Sorry Mr. Food, but I had to borrow your trademark phrase for my grape jelly.
So after I cooked the grapes last night, I put them in a strainer over a large bowl, covered them with a towel and let them sit in the refrigerator till I got home from work today. Picking the grapes, cleaning, pulling them off the stems, and cooking them was definitely the hardest part of the whole process.
Today I just had to add the sugar and stir constantly till boiling, then add the pectin, bring to a boil again and then put everything into the jars. I ended up with lots more jelly than I originally expected.
Once you get the jelly in the jars, it gets processed in a hot water bath for about 5 minutes. I sat and listened to all the jar lids seal as they cooled.
It has such a delicious flavor. There's definitely a different sort of tanginess than you get with any store-bought grape jelly (or at least the cheap grape jelly I buy at the store).
So as I'm making this jelly, I'm asking myself whether it's really worth the effort and what have I saved? Yeah, the grapes are organic, and I know exactly where they came from. There's quite a bit of sugar (not organic) in this jelly, but really I'm only eating a couple teaspoons of jelly at a time, so is it that bad? I'm not sure how much gas I used running a couple burners on the stove for half an hour. But, hey, I made it myself and it tastes SO GOOD! I'm excited that I have enough to give some away as gifts. Do people appreciate gifts like this? I like making gifts for people and that's where you can really save some money by not going out and buying stuff nobody wants or can't use.
Anyway, now I think I'm getting hooked on this jelly thing. I've still got all those highbush cranberries to pick after the first frost....but what about all those crabapples? The birds can't possibly eat that many, can they? I think I'd better go and buy some more jelly jars this weekend.

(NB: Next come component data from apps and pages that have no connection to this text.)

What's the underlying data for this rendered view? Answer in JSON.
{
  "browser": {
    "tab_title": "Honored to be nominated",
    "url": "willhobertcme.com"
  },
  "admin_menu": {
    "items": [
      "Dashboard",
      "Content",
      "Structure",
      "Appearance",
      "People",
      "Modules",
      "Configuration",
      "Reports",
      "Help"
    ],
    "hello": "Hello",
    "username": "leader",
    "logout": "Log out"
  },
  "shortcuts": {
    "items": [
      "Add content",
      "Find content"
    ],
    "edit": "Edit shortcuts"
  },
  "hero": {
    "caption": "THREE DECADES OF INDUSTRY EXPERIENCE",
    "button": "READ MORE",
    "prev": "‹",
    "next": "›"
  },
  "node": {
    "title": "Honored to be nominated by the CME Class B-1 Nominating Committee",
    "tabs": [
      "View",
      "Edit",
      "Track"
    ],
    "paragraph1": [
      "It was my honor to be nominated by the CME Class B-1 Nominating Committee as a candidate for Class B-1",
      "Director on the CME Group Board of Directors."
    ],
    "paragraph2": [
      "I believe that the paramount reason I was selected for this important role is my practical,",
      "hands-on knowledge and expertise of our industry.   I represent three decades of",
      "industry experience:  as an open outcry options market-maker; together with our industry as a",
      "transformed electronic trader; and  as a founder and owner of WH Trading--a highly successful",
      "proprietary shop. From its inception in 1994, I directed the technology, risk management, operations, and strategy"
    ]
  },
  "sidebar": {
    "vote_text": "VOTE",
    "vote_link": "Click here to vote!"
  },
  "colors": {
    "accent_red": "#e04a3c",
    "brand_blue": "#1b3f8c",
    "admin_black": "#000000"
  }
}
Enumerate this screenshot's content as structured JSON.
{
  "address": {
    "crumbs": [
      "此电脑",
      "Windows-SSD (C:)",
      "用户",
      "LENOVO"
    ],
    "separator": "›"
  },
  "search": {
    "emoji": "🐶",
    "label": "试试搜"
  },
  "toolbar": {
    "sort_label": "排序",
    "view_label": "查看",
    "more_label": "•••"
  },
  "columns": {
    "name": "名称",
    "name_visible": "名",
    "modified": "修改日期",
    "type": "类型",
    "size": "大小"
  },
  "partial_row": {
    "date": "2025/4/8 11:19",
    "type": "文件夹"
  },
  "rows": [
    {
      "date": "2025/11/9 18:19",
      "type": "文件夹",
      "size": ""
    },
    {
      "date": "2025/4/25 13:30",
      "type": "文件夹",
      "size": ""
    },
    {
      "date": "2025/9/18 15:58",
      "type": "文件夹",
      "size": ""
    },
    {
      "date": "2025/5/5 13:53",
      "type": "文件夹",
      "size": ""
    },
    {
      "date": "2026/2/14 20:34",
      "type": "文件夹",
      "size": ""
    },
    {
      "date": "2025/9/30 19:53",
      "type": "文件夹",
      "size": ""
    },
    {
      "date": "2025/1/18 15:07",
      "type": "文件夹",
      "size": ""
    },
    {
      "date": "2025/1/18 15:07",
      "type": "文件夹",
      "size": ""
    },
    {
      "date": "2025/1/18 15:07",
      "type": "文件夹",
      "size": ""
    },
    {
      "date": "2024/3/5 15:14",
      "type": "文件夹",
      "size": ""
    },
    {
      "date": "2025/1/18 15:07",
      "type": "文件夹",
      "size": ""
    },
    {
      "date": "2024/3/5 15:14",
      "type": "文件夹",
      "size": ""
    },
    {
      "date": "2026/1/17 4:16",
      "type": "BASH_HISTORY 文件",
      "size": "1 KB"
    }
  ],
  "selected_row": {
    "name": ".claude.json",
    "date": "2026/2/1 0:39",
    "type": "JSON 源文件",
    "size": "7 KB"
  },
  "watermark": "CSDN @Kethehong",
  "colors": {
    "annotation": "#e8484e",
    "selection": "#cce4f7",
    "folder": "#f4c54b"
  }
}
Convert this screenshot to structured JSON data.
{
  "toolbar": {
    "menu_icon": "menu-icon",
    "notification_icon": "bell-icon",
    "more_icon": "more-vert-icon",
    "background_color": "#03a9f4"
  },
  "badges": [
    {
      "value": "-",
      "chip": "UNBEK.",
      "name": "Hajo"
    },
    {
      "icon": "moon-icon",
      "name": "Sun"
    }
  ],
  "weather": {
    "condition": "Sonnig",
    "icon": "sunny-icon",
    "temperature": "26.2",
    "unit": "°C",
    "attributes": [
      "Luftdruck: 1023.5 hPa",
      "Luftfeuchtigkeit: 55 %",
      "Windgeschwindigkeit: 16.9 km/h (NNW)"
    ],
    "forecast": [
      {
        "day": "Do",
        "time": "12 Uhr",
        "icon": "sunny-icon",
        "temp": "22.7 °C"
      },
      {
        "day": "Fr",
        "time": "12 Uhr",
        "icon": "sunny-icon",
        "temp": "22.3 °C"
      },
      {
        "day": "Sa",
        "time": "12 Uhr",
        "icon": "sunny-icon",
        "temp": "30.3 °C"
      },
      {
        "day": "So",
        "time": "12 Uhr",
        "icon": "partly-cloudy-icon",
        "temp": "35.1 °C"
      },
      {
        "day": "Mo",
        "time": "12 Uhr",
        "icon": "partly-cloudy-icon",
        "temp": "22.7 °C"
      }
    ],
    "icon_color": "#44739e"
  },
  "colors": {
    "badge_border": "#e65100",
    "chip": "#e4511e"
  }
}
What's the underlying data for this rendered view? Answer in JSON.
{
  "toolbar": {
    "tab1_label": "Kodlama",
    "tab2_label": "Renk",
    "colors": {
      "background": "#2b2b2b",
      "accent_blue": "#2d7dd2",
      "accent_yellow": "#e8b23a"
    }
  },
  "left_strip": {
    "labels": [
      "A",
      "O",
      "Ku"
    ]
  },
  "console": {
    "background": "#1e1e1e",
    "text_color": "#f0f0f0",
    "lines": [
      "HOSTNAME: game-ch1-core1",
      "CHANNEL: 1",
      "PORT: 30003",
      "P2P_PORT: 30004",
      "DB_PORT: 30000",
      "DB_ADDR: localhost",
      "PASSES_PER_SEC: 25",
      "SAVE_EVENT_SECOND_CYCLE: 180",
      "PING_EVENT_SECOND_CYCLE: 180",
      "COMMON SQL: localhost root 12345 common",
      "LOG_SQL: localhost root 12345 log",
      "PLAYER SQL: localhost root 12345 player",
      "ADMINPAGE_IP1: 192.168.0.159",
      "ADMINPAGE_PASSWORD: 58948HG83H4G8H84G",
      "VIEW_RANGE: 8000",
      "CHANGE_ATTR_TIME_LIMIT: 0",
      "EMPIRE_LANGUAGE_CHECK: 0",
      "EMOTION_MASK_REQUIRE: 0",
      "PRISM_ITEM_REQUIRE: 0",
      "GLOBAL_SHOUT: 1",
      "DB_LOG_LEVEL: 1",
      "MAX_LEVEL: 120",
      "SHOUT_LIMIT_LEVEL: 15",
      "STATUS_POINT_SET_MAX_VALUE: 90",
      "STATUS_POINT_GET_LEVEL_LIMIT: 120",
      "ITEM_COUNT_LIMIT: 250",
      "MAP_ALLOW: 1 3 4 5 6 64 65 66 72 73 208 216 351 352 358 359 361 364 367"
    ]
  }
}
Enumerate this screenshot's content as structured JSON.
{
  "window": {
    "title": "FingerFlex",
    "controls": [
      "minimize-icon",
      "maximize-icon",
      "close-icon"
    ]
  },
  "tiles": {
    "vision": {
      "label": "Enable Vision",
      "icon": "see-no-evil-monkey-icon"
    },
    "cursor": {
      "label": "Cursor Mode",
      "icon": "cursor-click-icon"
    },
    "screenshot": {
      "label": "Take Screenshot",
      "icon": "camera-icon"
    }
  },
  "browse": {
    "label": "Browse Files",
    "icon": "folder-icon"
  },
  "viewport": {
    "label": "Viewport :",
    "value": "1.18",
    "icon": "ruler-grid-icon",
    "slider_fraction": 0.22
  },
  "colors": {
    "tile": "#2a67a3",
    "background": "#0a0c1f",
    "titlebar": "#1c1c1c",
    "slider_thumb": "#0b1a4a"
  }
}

NOTE: I got this recipe from the internet, at the RecipeZaar site (here's the link).